* PROBLEM
For every line in the data below that contains "mountains", copy the line.

(Data about app and page elements)
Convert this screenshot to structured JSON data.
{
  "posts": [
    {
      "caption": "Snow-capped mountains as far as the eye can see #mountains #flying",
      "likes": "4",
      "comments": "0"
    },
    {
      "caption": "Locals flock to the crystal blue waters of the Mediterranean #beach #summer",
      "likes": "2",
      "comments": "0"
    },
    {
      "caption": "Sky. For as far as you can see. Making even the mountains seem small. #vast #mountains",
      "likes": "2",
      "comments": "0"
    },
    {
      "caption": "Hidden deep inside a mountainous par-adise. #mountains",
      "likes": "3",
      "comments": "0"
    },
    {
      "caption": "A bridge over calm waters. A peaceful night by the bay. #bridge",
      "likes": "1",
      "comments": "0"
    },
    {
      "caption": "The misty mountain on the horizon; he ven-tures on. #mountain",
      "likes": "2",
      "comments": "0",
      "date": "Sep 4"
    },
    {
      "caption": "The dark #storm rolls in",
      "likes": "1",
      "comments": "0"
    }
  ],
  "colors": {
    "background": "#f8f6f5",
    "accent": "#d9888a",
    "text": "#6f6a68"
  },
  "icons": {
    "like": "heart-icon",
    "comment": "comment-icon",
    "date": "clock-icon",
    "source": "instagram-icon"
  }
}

* TASK RESPONSE
      "caption": "Snow-capped mountains as far as the eye can see #mountains #flying",
      "caption": "Sky. For as far as you can see. Making even the mountains seem small. #vast #mountains",
      "caption": "Hidden deep inside a mountainous par-adise. #mountains",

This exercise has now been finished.